▶ Instructions for the task
Gather every line of the entries that includes the word "index".

Excerpts from an interface dataset
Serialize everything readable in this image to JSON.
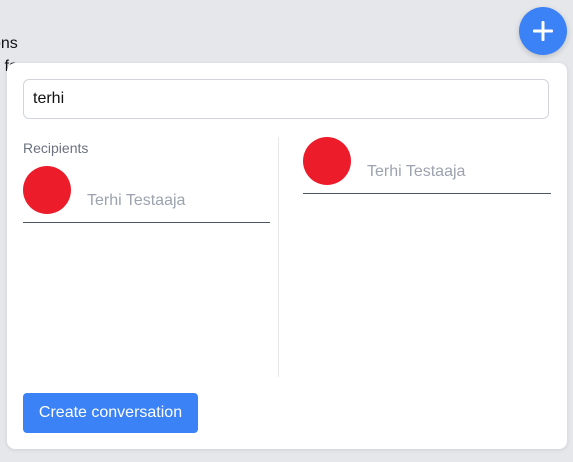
{
  "background": {
    "line1": "ons",
    "line2": "s fo"
  },
  "fab": {
    "icon": "plus-icon",
    "color": "#3b82f6"
  },
  "dialog": {
    "search": {
      "value": "terhi",
      "placeholder": ""
    },
    "recipients": {
      "heading": "Recipients",
      "items": [
        {
          "name": "Terhi Testaaja",
          "avatar_color": "#ed1c2a"
        }
      ]
    },
    "results": {
      "items": [
        {
          "name": "Terhi Testaaja",
          "avatar_color": "#ed1c2a"
        }
      ]
    },
    "create_button_label": "Create conversation"
  }
}
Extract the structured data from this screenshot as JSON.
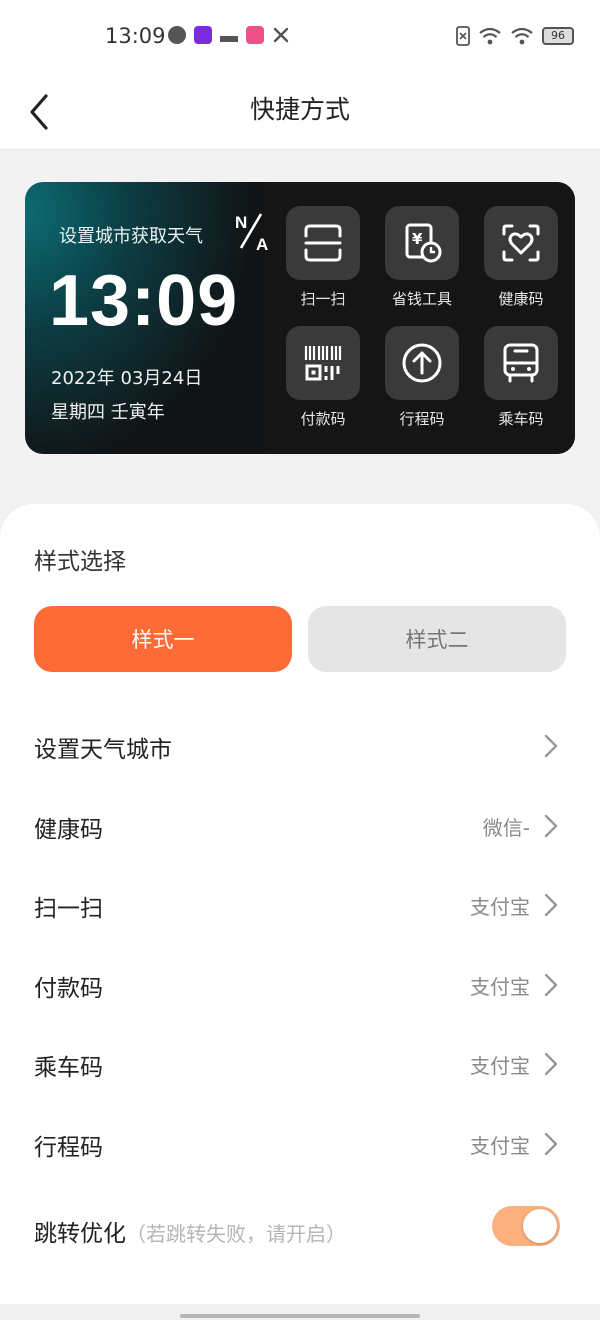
{
  "status_bar": {
    "time": "13:09",
    "battery": "96",
    "icons": [
      "q-app-icon",
      "video-app-icon",
      "bird-app-icon",
      "pink-app-icon",
      "tools-icon",
      "sim-x-icon",
      "wifi-plus-icon",
      "wifi-icon"
    ]
  },
  "header": {
    "title": "快捷方式",
    "back_icon": "chevron-left-icon"
  },
  "widget": {
    "weather_prompt": "设置城市获取天气",
    "weather_value": "N/A",
    "time": "13:09",
    "date": "2022年 03月24日",
    "weekday": "星期四 壬寅年",
    "shortcuts": [
      {
        "label": "扫一扫",
        "icon": "scan-icon"
      },
      {
        "label": "省钱工具",
        "icon": "savings-tool-icon"
      },
      {
        "label": "健康码",
        "icon": "health-code-icon"
      },
      {
        "label": "付款码",
        "icon": "payment-code-icon"
      },
      {
        "label": "行程码",
        "icon": "itinerary-code-icon"
      },
      {
        "label": "乘车码",
        "icon": "bus-code-icon"
      }
    ]
  },
  "style_select": {
    "title": "样式选择",
    "option_one": "样式一",
    "option_two": "样式二",
    "selected": "样式一"
  },
  "settings": {
    "weather_city": {
      "label": "设置天气城市"
    },
    "health_code": {
      "label": "健康码",
      "value": "微信-"
    },
    "scan": {
      "label": "扫一扫",
      "value": "支付宝"
    },
    "payment_code": {
      "label": "付款码",
      "value": "支付宝"
    },
    "bus_code": {
      "label": "乘车码",
      "value": "支付宝"
    },
    "itinerary_code": {
      "label": "行程码",
      "value": "支付宝"
    },
    "jump_optimize": {
      "label": "跳转优化",
      "hint": "（若跳转失败，请开启）",
      "enabled": true
    }
  },
  "colors": {
    "accent": "#fe6b36",
    "toggle_on": "#fdb07e"
  }
}
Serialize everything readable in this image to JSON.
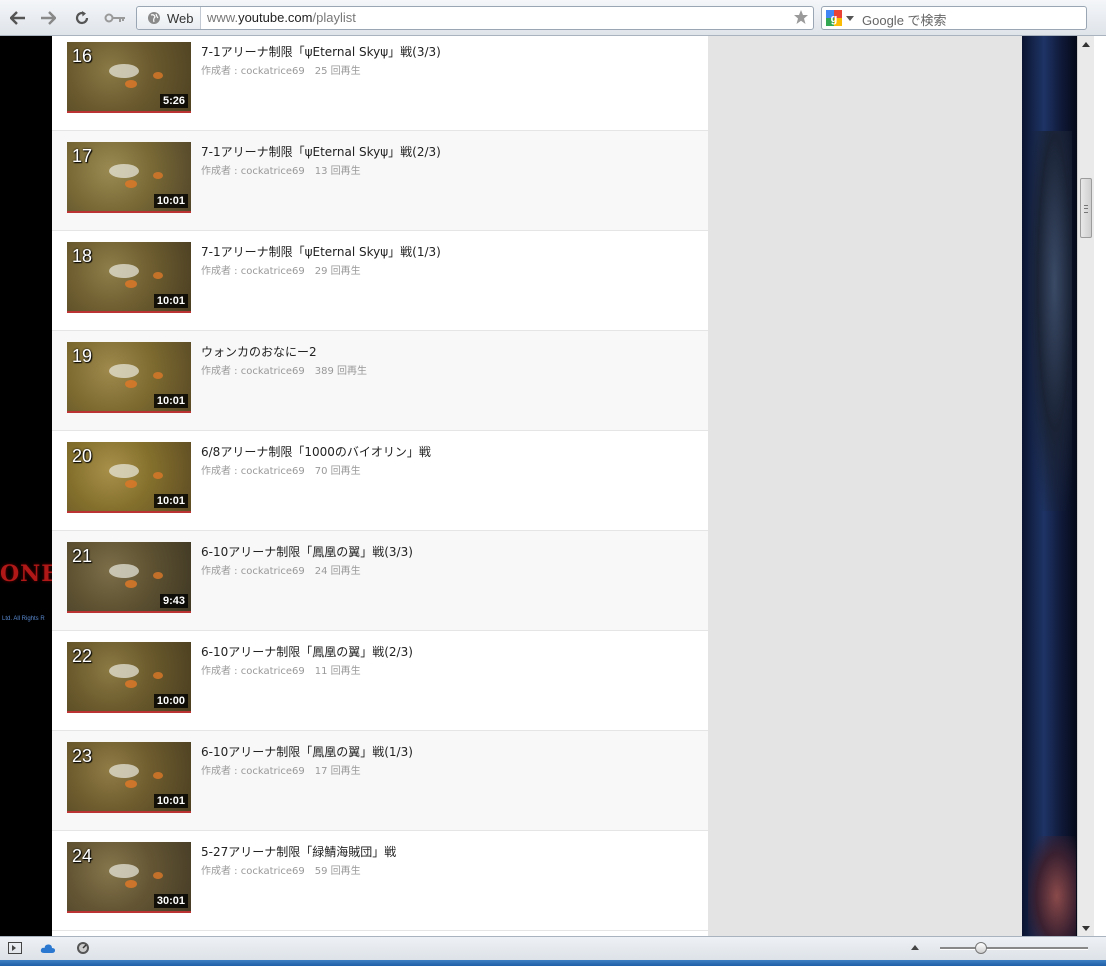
{
  "browser": {
    "address_chip": "Web",
    "url_prefix": "www.",
    "url_domain": "youtube.com",
    "url_path": "/playlist",
    "search_placeholder": "Google で検索"
  },
  "background_art": {
    "logo_text": "ONE",
    "copyright_fragment": "Ltd. All Rights R"
  },
  "playlist": {
    "items": [
      {
        "index": "16",
        "title": "7-1アリーナ制限「ψEternal Skyψ」戦(3/3)",
        "author": "作成者 : cockatrice69",
        "views": "25 回再生",
        "duration": "5:26"
      },
      {
        "index": "17",
        "title": "7-1アリーナ制限「ψEternal Skyψ」戦(2/3)",
        "author": "作成者 : cockatrice69",
        "views": "13 回再生",
        "duration": "10:01"
      },
      {
        "index": "18",
        "title": "7-1アリーナ制限「ψEternal Skyψ」戦(1/3)",
        "author": "作成者 : cockatrice69",
        "views": "29 回再生",
        "duration": "10:01"
      },
      {
        "index": "19",
        "title": "ウォンカのおなにー2",
        "author": "作成者 : cockatrice69",
        "views": "389 回再生",
        "duration": "10:01"
      },
      {
        "index": "20",
        "title": "6/8アリーナ制限「1000のバイオリン」戦",
        "author": "作成者 : cockatrice69",
        "views": "70 回再生",
        "duration": "10:01"
      },
      {
        "index": "21",
        "title": "6-10アリーナ制限「鳳凰の翼」戦(3/3)",
        "author": "作成者 : cockatrice69",
        "views": "24 回再生",
        "duration": "9:43"
      },
      {
        "index": "22",
        "title": "6-10アリーナ制限「鳳凰の翼」戦(2/3)",
        "author": "作成者 : cockatrice69",
        "views": "11 回再生",
        "duration": "10:00"
      },
      {
        "index": "23",
        "title": "6-10アリーナ制限「鳳凰の翼」戦(1/3)",
        "author": "作成者 : cockatrice69",
        "views": "17 回再生",
        "duration": "10:01"
      },
      {
        "index": "24",
        "title": "5-27アリーナ制限「緑鯖海賊団」戦",
        "author": "作成者 : cockatrice69",
        "views": "59 回再生",
        "duration": "30:01"
      }
    ]
  },
  "colors": {
    "thumb_border": "#b33333",
    "meta_text": "#999999",
    "right_panel": "#e4e4e4"
  }
}
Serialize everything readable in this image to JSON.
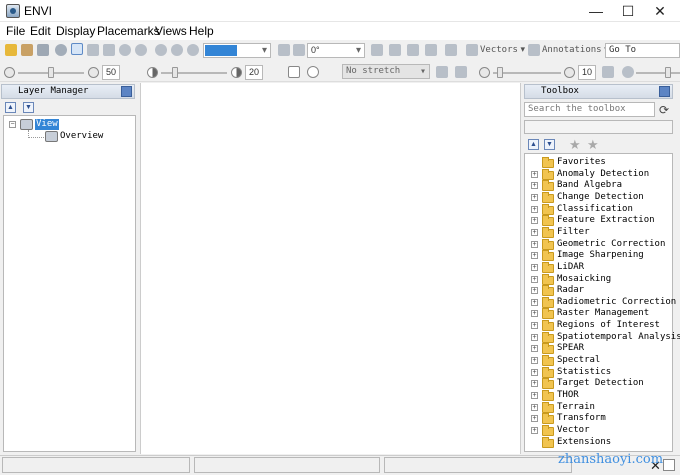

▶ Result for this exercise
        "index": "16",
        "index": "17",
        "index": "18",
        "index": "19",
        "index": "20",
        "index": "21",
        "index": "22",
        "index": "23",
        "index": "24",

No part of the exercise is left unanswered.